** Task inputs follows **

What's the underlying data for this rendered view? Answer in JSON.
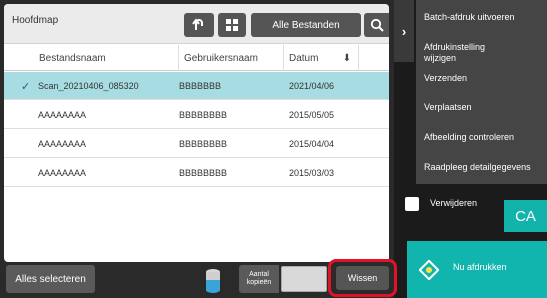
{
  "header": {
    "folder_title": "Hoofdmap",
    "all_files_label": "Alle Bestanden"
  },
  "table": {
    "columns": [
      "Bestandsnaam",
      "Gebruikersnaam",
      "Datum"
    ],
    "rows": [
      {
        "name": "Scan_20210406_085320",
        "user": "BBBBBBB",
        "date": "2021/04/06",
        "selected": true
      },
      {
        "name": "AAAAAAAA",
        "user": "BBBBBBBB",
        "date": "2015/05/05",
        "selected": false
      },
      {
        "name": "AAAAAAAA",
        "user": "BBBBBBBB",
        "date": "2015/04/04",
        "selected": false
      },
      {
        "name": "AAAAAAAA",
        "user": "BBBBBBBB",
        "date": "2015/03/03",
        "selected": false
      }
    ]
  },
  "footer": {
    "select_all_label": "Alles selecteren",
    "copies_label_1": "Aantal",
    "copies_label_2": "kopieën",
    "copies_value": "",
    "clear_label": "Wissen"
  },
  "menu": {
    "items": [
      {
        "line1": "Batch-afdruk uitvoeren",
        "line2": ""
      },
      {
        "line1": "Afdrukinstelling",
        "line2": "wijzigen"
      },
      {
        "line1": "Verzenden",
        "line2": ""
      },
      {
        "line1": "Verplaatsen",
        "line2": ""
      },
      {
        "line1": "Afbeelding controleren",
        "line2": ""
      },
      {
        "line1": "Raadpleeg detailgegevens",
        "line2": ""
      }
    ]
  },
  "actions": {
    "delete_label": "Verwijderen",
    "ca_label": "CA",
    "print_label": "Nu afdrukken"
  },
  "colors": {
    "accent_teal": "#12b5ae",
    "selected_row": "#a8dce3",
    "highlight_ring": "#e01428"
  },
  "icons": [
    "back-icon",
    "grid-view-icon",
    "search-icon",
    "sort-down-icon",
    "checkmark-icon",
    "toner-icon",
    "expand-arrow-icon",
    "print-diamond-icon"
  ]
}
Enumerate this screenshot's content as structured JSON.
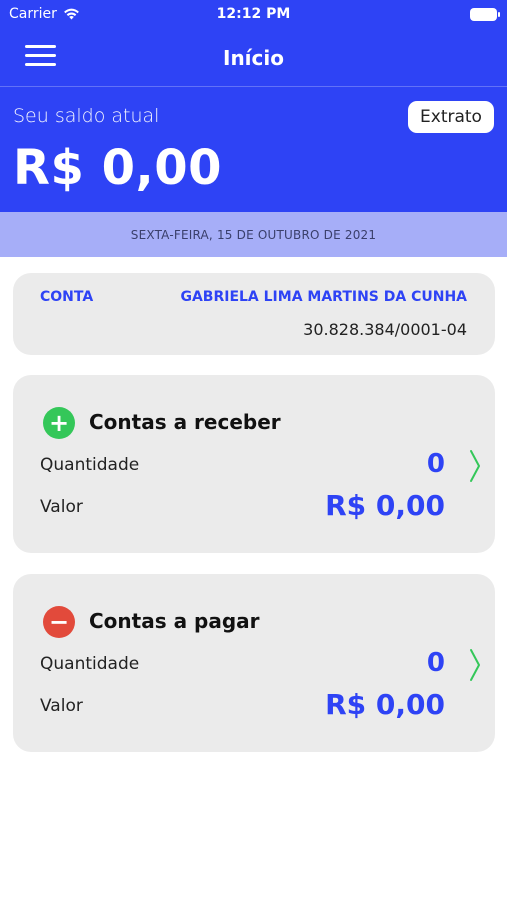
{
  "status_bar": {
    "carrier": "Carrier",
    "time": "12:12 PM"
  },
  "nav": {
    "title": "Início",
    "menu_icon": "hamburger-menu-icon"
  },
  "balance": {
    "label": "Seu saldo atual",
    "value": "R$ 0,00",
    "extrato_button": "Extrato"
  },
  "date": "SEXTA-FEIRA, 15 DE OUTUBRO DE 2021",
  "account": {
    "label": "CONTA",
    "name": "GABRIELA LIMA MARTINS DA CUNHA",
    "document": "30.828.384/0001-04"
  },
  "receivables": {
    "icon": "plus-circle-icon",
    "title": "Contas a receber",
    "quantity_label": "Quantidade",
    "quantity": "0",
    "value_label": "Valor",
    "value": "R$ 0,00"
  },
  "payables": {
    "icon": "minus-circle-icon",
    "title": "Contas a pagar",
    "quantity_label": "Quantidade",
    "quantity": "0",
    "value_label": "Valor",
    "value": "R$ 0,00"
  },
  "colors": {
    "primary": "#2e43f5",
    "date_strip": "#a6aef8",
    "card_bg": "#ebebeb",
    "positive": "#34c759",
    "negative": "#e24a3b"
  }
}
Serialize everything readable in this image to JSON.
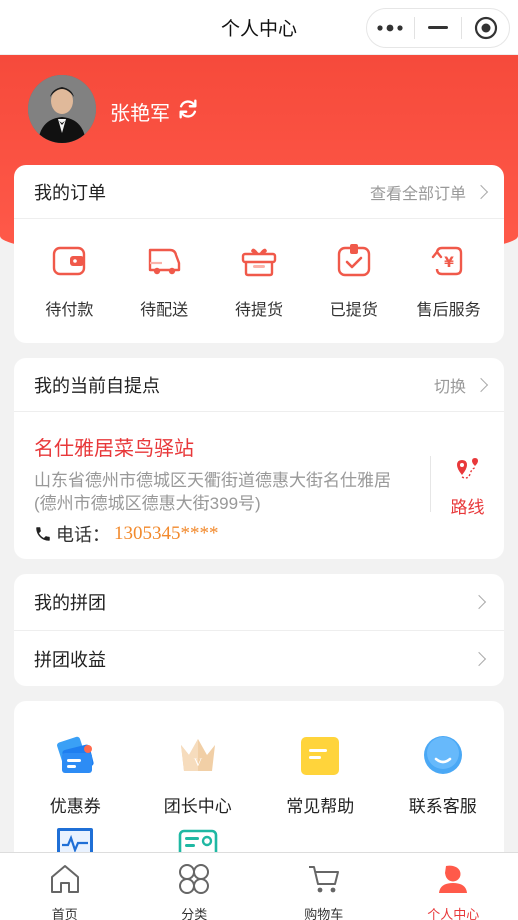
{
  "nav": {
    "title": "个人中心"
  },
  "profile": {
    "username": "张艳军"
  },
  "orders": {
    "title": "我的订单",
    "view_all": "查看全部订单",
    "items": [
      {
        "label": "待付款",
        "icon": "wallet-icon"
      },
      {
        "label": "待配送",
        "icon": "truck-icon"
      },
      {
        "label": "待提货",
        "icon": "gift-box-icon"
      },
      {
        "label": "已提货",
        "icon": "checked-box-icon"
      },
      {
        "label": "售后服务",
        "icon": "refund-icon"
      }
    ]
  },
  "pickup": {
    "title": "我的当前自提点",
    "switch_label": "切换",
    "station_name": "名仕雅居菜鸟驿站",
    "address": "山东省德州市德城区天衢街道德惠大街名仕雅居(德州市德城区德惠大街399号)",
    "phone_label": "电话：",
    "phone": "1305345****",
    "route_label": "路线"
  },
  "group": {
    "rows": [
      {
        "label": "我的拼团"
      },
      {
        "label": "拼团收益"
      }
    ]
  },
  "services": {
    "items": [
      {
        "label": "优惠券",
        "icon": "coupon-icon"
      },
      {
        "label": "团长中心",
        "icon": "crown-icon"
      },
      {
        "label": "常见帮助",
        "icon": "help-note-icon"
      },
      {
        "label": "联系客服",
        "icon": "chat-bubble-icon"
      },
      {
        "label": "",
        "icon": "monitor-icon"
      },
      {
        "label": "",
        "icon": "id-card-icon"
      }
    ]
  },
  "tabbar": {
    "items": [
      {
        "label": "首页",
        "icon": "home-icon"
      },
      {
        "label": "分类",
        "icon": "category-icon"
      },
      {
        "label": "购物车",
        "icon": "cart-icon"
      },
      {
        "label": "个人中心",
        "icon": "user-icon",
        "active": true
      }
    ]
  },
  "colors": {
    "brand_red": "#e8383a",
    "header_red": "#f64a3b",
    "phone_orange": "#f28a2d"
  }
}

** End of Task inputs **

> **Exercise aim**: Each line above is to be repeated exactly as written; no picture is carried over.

> **Result for this exercise**:
What's the underlying data for this rendered view? Answer in JSON.
{
  "header": {
    "folder_title": "Hoofdmap",
    "all_files_label": "Alle Bestanden"
  },
  "table": {
    "columns": [
      "Bestandsnaam",
      "Gebruikersnaam",
      "Datum"
    ],
    "rows": [
      {
        "name": "Scan_20210406_085320",
        "user": "BBBBBBB",
        "date": "2021/04/06",
        "selected": true
      },
      {
        "name": "AAAAAAAA",
        "user": "BBBBBBBB",
        "date": "2015/05/05",
        "selected": false
      },
      {
        "name": "AAAAAAAA",
        "user": "BBBBBBBB",
        "date": "2015/04/04",
        "selected": false
      },
      {
        "name": "AAAAAAAA",
        "user": "BBBBBBBB",
        "date": "2015/03/03",
        "selected": false
      }
    ]
  },
  "footer": {
    "select_all_label": "Alles selecteren",
    "copies_label_1": "Aantal",
    "copies_label_2": "kopieën",
    "copies_value": "",
    "clear_label": "Wissen"
  },
  "menu": {
    "items": [
      {
        "line1": "Batch-afdruk uitvoeren",
        "line2": ""
      },
      {
        "line1": "Afdrukinstelling",
        "line2": "wijzigen"
      },
      {
        "line1": "Verzenden",
        "line2": ""
      },
      {
        "line1": "Verplaatsen",
        "line2": ""
      },
      {
        "line1": "Afbeelding controleren",
        "line2": ""
      },
      {
        "line1": "Raadpleeg detailgegevens",
        "line2": ""
      }
    ]
  },
  "actions": {
    "delete_label": "Verwijderen",
    "ca_label": "CA",
    "print_label": "Nu afdrukken"
  },
  "colors": {
    "accent_teal": "#12b5ae",
    "selected_row": "#a8dce3",
    "highlight_ring": "#e01428"
  },
  "icons": [
    "back-icon",
    "grid-view-icon",
    "search-icon",
    "sort-down-icon",
    "checkmark-icon",
    "toner-icon",
    "expand-arrow-icon",
    "print-diamond-icon"
  ]
}
Enumerate this screenshot's content as structured JSON.
{
  "status_bar": {
    "carrier": "Carrier",
    "time": "12:12 PM"
  },
  "nav": {
    "title": "Início",
    "menu_icon": "hamburger-menu-icon"
  },
  "balance": {
    "label": "Seu saldo atual",
    "value": "R$ 0,00",
    "extrato_button": "Extrato"
  },
  "date": "SEXTA-FEIRA, 15 DE OUTUBRO DE 2021",
  "account": {
    "label": "CONTA",
    "name": "GABRIELA LIMA MARTINS DA CUNHA",
    "document": "30.828.384/0001-04"
  },
  "receivables": {
    "icon": "plus-circle-icon",
    "title": "Contas a receber",
    "quantity_label": "Quantidade",
    "quantity": "0",
    "value_label": "Valor",
    "value": "R$ 0,00"
  },
  "payables": {
    "icon": "minus-circle-icon",
    "title": "Contas a pagar",
    "quantity_label": "Quantidade",
    "quantity": "0",
    "value_label": "Valor",
    "value": "R$ 0,00"
  },
  "colors": {
    "primary": "#2e43f5",
    "date_strip": "#a6aef8",
    "card_bg": "#ebebeb",
    "positive": "#34c759",
    "negative": "#e24a3b"
  }
}
Serialize everything readable in this image to JSON.
{
  "nav": {
    "title": "个人中心"
  },
  "profile": {
    "username": "张艳军"
  },
  "orders": {
    "title": "我的订单",
    "view_all": "查看全部订单",
    "items": [
      {
        "label": "待付款",
        "icon": "wallet-icon"
      },
      {
        "label": "待配送",
        "icon": "truck-icon"
      },
      {
        "label": "待提货",
        "icon": "gift-box-icon"
      },
      {
        "label": "已提货",
        "icon": "checked-box-icon"
      },
      {
        "label": "售后服务",
        "icon": "refund-icon"
      }
    ]
  },
  "pickup": {
    "title": "我的当前自提点",
    "switch_label": "切换",
    "station_name": "名仕雅居菜鸟驿站",
    "address": "山东省德州市德城区天衢街道德惠大街名仕雅居(德州市德城区德惠大街399号)",
    "phone_label": "电话：",
    "phone": "1305345****",
    "route_label": "路线"
  },
  "group": {
    "rows": [
      {
        "label": "我的拼团"
      },
      {
        "label": "拼团收益"
      }
    ]
  },
  "services": {
    "items": [
      {
        "label": "优惠券",
        "icon": "coupon-icon"
      },
      {
        "label": "团长中心",
        "icon": "crown-icon"
      },
      {
        "label": "常见帮助",
        "icon": "help-note-icon"
      },
      {
        "label": "联系客服",
        "icon": "chat-bubble-icon"
      },
      {
        "label": "",
        "icon": "monitor-icon"
      },
      {
        "label": "",
        "icon": "id-card-icon"
      }
    ]
  },
  "tabbar": {
    "items": [
      {
        "label": "首页",
        "icon": "home-icon"
      },
      {
        "label": "分类",
        "icon": "category-icon"
      },
      {
        "label": "购物车",
        "icon": "cart-icon"
      },
      {
        "label": "个人中心",
        "icon": "user-icon",
        "active": true
      }
    ]
  },
  "colors": {
    "brand_red": "#e8383a",
    "header_red": "#f64a3b",
    "phone_orange": "#f28a2d"
  }
}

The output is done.